Comprehensive planning draws broadly on many of the planning methods courses offered in the curriculum and is informed by a century of planning theory that has evolved with the practice in the United States. It also draws on specialized tools such as GIS (for analysis), modeling (for examining possible futures), survey techniques (for analysis of public needs and desires), and urban design in some contexts.

Concentration in Community and Economic Development 

The ultimate purpose of planning is the development of land in the public interest. Simply, plans in the public interest are made useful if they are implemented. Traditionally, the channel for this is community development, and this remains our focus.

Community development shifts the focus of planners to community organization, to neighborhoods, towns, and cities in distress, and to action plans that guide a vision through a process of implementation.

What Is Community and Economic Development?

This field infuses the real estate development process with the values of planning and renders both more sophisticated and effective. Development demands the partnering of players in all three economic sectors: for-profit land developers, financiers, and both professional and industrial entities; nonprofit community development corporations, affordable housing sponsors, and other such public interest organizations; and public agencies, serving as regulator or partner in the enterprise.

What You’ll Learn

This concentration focuses on inducement and action, on risk-taking and the rewards of an ambitious enterprise, providing public benefits while addressing the bottom line for each participant group. The development process for the entrepreneurial planner requires high levels of innovation and sound judgment, negotiation in forming strategic alliances, the ability to control events, technical knowledge of site assessment, finance, marketing, and project management, and the quality of perseverance.

Public-private partnerships, development that is community- or neighborhood-based, affordable housing, economic development and downtown revitalization, and private development guided by the public interest are all subsets of this concentration.

Concentration in an Area You Customize

If you would like to create your own concentration, you may do so with the approval of a faculty member. 

Under the customized option, you may choose courses from each of the other two concentration options.

Contact Our Faculty

Career Readiness

By completing a required internship with a professional planning or land development firm, you will learn new skills and make new connections that will help you achieve. Learn more

Internship Fair

What Can You Do with a Master’s Degree in Urban Planning?

With a master’s degree from Ball State’s Department of Urban Planning, you’ll get a high return on your investment. Our alumni go on to work for nonprofits, land development and professional service firms, planning and housing agencies, and community development agencies. And we offer plenty of career-related resources to get you there. Explore careers.

Paying for Your Education

Graduate Assistantships in the Department

Pay for school through meaningful, relevant work you’ll do closely with our expert faculty. Learn more.

Scholarships for Our Students

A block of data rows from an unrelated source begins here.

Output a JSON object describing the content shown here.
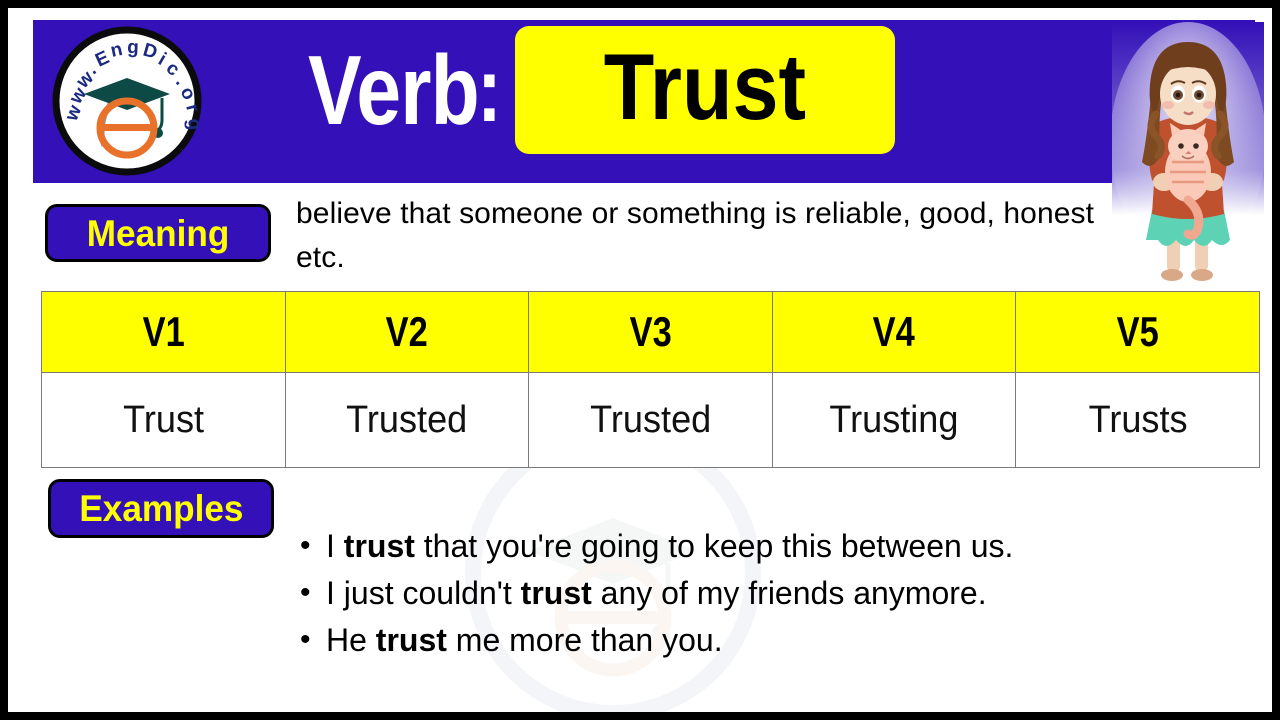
{
  "colors": {
    "frame": "#000000",
    "brand_blue": "#3310b8",
    "accent_yellow": "#ffff00",
    "page_background": "#ffffff",
    "table_border": "#7a7a7a"
  },
  "logo": {
    "name": "engdic-logo",
    "url_text_top": "www.",
    "url_text_main": "EngDic",
    "url_text_end": ".org",
    "full_text": "www.EngDic.org"
  },
  "header": {
    "label": "Verb",
    "separator": ":",
    "word": "Trust"
  },
  "meaning": {
    "badge_label": "Meaning",
    "text": "believe that someone or something is reliable, good, honest etc."
  },
  "forms_table": {
    "columns": [
      "V1",
      "V2",
      "V3",
      "V4",
      "V5"
    ],
    "row": [
      "Trust",
      "Trusted",
      "Trusted",
      "Trusting",
      "Trusts"
    ]
  },
  "examples": {
    "badge_label": "Examples",
    "items": [
      {
        "before": "I ",
        "bold": "trust",
        "after": " that you're going to keep this between us."
      },
      {
        "before": "I just couldn't ",
        "bold": "trust",
        "after": " any of my friends anymore."
      },
      {
        "before": "He ",
        "bold": "trust",
        "after": " me more than you."
      }
    ]
  },
  "illustration": {
    "name": "girl-holding-cat",
    "description": "Illustration of a girl with brown curly hair holding a striped cat"
  },
  "watermark": {
    "text": "www.EngDic.org"
  }
}
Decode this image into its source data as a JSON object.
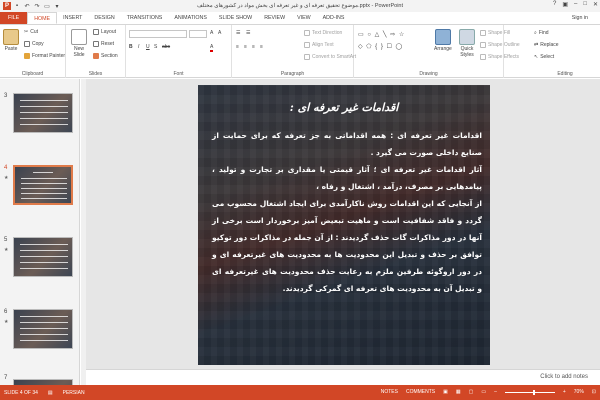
{
  "window": {
    "title": "موضوع تحقیق تعرفه ای و غیر تعرفه ای بخش مواد در کشورهای مختلف.pptx - PowerPoint",
    "signin": "Sign in",
    "help": "?"
  },
  "tabs": [
    {
      "label": "FILE"
    },
    {
      "label": "HOME"
    },
    {
      "label": "INSERT"
    },
    {
      "label": "DESIGN"
    },
    {
      "label": "TRANSITIONS"
    },
    {
      "label": "ANIMATIONS"
    },
    {
      "label": "SLIDE SHOW"
    },
    {
      "label": "REVIEW"
    },
    {
      "label": "VIEW"
    },
    {
      "label": "ADD-INS"
    }
  ],
  "ribbon": {
    "clipboard": {
      "label": "Clipboard",
      "paste": "Paste",
      "cut": "Cut",
      "copy": "Copy",
      "format_painter": "Format Painter"
    },
    "slides": {
      "label": "Slides",
      "new_slide": "New Slide",
      "layout": "Layout",
      "reset": "Reset",
      "section": "Section"
    },
    "font": {
      "label": "Font"
    },
    "paragraph": {
      "label": "Paragraph",
      "text_direction": "Text Direction",
      "align_text": "Align Text",
      "smartart": "Convert to SmartArt"
    },
    "drawing": {
      "label": "Drawing",
      "arrange": "Arrange",
      "quick_styles": "Quick Styles",
      "shape_fill": "Shape Fill",
      "shape_outline": "Shape Outline",
      "shape_effects": "Shape Effects"
    },
    "editing": {
      "label": "Editing",
      "find": "Find",
      "replace": "Replace",
      "select": "Select"
    }
  },
  "thumbnails": [
    {
      "number": "3",
      "star": "",
      "selected": false
    },
    {
      "number": "4",
      "star": "★",
      "selected": true
    },
    {
      "number": "5",
      "star": "★",
      "selected": false
    },
    {
      "number": "6",
      "star": "★",
      "selected": false
    },
    {
      "number": "7",
      "star": "",
      "selected": false
    }
  ],
  "slide": {
    "title": "اقدامات غیر تعرفه ای :",
    "paragraphs": [
      "اقدامات غیر تعرفه ای : همه اقداماتی به جز تعرفه که برای حمایت از صنایع داخلی صورت می گیرد .",
      "آثار اقدامات غیر تعرفه ای ؛ آثار قیمتی یا مقداری بر تجارت و تولید ، پیامدهایی بر مصرف، درآمد ، اشتغال و رفاه ،",
      "از آنجایی که این اقدامات روش ناکارآمدی برای ایجاد اشتغال محسوب می گردد و فاقد شفافیت است و ماهیت تبعیض آمیز برخوردار است برخی از آنها در دور مذاکرات گات حذف گردیدند : از آن جمله در مذاکرات دور توکیو توافق بر حذف و تبدیل این محدودیت ها به محدودیت های غیرتعرفه ای و در دور اروگوئه طرفین ملزم به رعایت حذف محدودیت های غیرتعرفه ای و تبدیل آن به محدودیت های تعرفه ای گمرکی گردیدند."
    ]
  },
  "notes": {
    "placeholder": "Click to add notes"
  },
  "status": {
    "slide": "SLIDE 4 OF 34",
    "language": "PERSIAN",
    "notes": "NOTES",
    "comments": "COMMENTS",
    "zoom": "70%"
  }
}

On top of the dozens of university scholarships you may apply for, the College of Architecture and Planning offers several to its own students. Search our scholarships.

Ready to Apply?

Applying to our master of urban and regional planning program is a two-part process. You’ll need to apply to Ball State’s Graduate School as well as the program itself.

Get Started